Did you know that the World Atlas states that there are more than 3 million shipwrecks under the ocean waters around the world, many of which haven't even been located yet? The "Graveyard of the Atlantic" off our North Carolina Outer Banks coast certainly has its share of them! While you are visiting this area please check out the gift shops and pick up one of the many great books written about these fascinating stories of the many Outer Banks shipwrecks through our history.
This area of Rodanthe, Waves and Salvo were originally three distinct early settlements once referred to simply as the Chicamacomico Banks. Believe it or not, this area was heavily wooded and these three small settlements were separated by creeks and bridges only. However, even though these settlements were friendly and tight knit, their separation in topography and varied interests caused them to grow individually.
As of 1850 the census reported the area with 37 families with a total of only 205 people living in the area. The villages of Rodanthe and Waves were the more closely knit of the trio. The original name for Rodanthe was actually North Chicamacomico and then Waves was simply called South Chicamacomico. At that time Salvo was originally referred to as Clarks or sometimes Clarksville. Although the three villages were closely located geographically, Clarks functioned more independently then its two northern neighbors.

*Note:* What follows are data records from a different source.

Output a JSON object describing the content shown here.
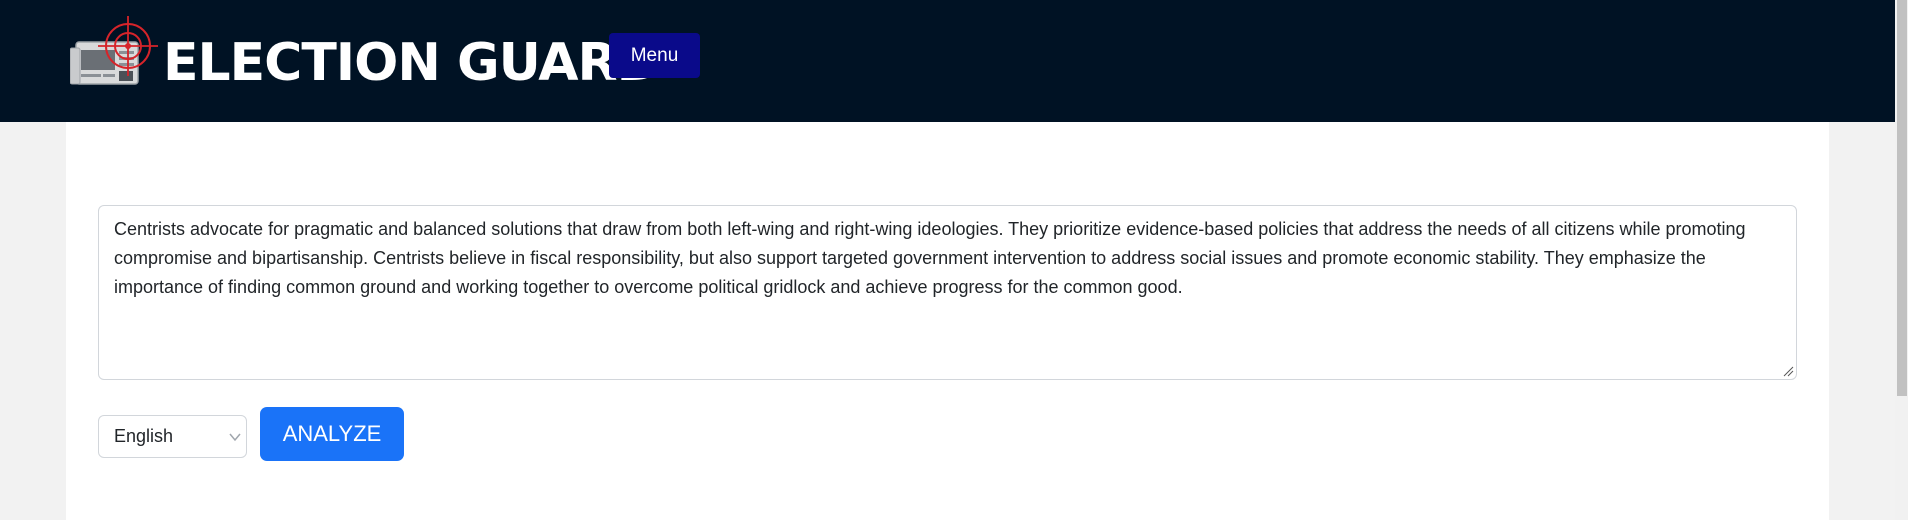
{
  "header": {
    "brand": "ELECTION GUARD",
    "menu_label": "Menu",
    "logo_icon": "newspaper-target-icon",
    "background_color": "#001224",
    "menu_color": "#0a0a8a"
  },
  "main": {
    "text_input": {
      "value": "Centrists advocate for pragmatic and balanced solutions that draw from both left-wing and right-wing ideologies. They prioritize evidence-based policies that address the needs of all citizens while promoting compromise and bipartisanship. Centrists believe in fiscal responsibility, but also support targeted government intervention to address social issues and promote economic stability. They emphasize the importance of finding common ground and working together to overcome political gridlock and achieve progress for the common good."
    },
    "language_select": {
      "selected": "English"
    },
    "analyze_label": "ANALYZE",
    "accent_color": "#1a73f8"
  }
}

As might be expected, the Chicamacomico Banks had many historical ties to the Manteo and Wanchese areas. Also, despite the reputation of being people from a very isolated area, the locals from the area were actually well traveled because of the area's close connections with the US Coast Guard and family relocations all up and down the east coast. For a few decades of the mid-twentieth century, Rodanthe was the northernmost stop of the Manteo-Hatteras Bus Line which used sand roads. This bus line helped familiarize the southern Hatteras Island villagers with their northern neighbors.
Rodanthe also had the distinction of having the area's only man made refuge for boats in the region. In 1936 the US Coast Guard built a channel and T-shaped harbor which was named the Blackmar Gut. They used the location for the US Chicamacomico Coast Guard Station. Today, nearly all remnants of the earlier villages have all but disappeared along with much of the original natural landscape. Visitors will be interested that there was once a natural wetland area called Aunt Phoebe's Marsh located in the current area now covered with an abandoned theme park, waterslide, go-cart tracks and campgrounds.
In 1874 the US Post Office refused to use many of the long Indian names that were common for Outer Banks villages. No one is sure why North Rodanthe was chosen but it is theorized that it is named after a non-native flower Rodantha. Some of the other names that Rodanthe has gone by in the earlier years have been Big Kinnakeet, Chichinock-Cominock, Chicky, Midgett Town, Northern Woods and even Northard Woods.
First named South Chicamacomico and then South Rodanthe, villagers accepted the name (Waves P.O.) which was proposed by local postmaster Anna Midgette with an eye toward tourism in 1939. Villagers wanted to keep P.O. in the name to show their strong reluctance of changing the name and giving up the original Chicamacomico designation. Soundside mariners often referred to Waves simply as (the hump in the middle) referring to the fact that when sitting in a boat in the Pamlico Sound and looking east Waves appeared as a hump.
Salvo was originally named Clarks or Clarksville. It eventually received its official village name very strangely indeed. A Union ship commander passing the Island asked his navigation officer what was the name of the village that he was seeing as they passed close by. While looking at his nautical charts, the crewman said that he could not see any name listed. The commander ordered, "OK, give it a salvo anyway." (salvo = a simultaneous cannon firing). The crewman then logged the word "salvo" on the chart with an arrow towards the area. Future charts were written with the word Salvo and that name actually stuck as the official Union name for the area and was designated by the US Postal Service.